|SEER type||Colorectal Cancer Stage||Survival Rate|
|Localized||Stage 0 and stage I||91%|
|Regional||Stages II and III||72%|
What Factors Affect My Colorectal Cancer Survival Rate?
Everybody’s different, but there are a few factors that can raise or lower your odds of surviving five years or longer after a diagnosis. Some are built into who we are while others are changeable.
Race and Socioeconomic Status
Both race and socioeconomic status factor into relative survival rates. One study of survival rates across race found that Black Americans had a 10 percent lower relative survival rate despite survival rates rising across a decade for both races. Meanwhile, a German study focused on socioeconomic status found that people in more deprived areas had a five percent lower survival rate.
Regardless of these factors, it is important to talk to your doctor about screening, because the earlier cancer is caught, the higher your chance of survival.
While it’s not news that as we age, our risk of every disease goes up, this is beginning to change for colorectal cancer. While incidence has dropped among older populations, colorectal cancer in people under 40 has become more commonplace over the last few decades. The reason why younger people are seeing higher rates remains uncertain, but it underscores the importance of screening early.
By far, the biggest shift in colorectal cancer survival rates has been due to the increasing availability of screening, more effective screening tools, and declining costs. At-home colorectal cancer screening is now commonplace and often recommended.
Screening helps find cancers in earlier stages, which results in effective and less-invasive surgical interventions, such as polyp removal during colonoscopy. In general, you should begin talking with your doctor about regular screening around age 40 to 45.
Certain lifestyle changes can help with survival rates. For example, while smoking before a cancer diagnosis raised overall mortality, those who quit after diagnosis had a higher chance of survival. Similarly, getting more activity and a healthy diet helps reduce your risk of all cancers, not just colorectal cancer.
The “big four” lifestyle changes are:
- Quitting smoking
- Getting 150 minutes or more of moderate exercise weekly
- Eating a diet heavy on grains, vegetables, fruits, and lean proteins
- Limiting alcohol consumption to one drink or less a day
Survival Rates Rise With Early Detection
Studying colorectal cancer survival rates by stage highlights the importance of reducing your risk of getting the disease. Lifestyle changes and regular screening are the best ways to catch colorectal cancer early. If you’re 40 or older and not at high risk for developing colon cancer, consider at-home colorectal cancer screening. Home test kits make screening convenient, accurate, and easier than ever before.

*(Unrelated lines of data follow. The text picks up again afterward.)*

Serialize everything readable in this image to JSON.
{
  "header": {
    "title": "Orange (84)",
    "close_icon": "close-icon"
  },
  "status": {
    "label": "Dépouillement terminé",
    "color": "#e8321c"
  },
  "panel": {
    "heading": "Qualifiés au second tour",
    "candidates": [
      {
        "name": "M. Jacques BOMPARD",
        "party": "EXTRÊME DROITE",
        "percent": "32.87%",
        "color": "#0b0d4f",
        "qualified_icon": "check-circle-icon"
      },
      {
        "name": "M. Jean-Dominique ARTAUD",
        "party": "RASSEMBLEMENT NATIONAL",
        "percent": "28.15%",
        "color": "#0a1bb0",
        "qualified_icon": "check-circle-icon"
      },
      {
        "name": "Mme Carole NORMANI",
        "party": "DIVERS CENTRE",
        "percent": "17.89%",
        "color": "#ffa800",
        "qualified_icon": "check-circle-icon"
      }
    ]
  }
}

Dan is a long-time freelance writer focusing on technology, science, health, and medicine, with a lifelong interest in physics, biology, and medicine. His work has taken a particular focus on scientific studies “beyond the headlines,” reading the study to more closely examine the results.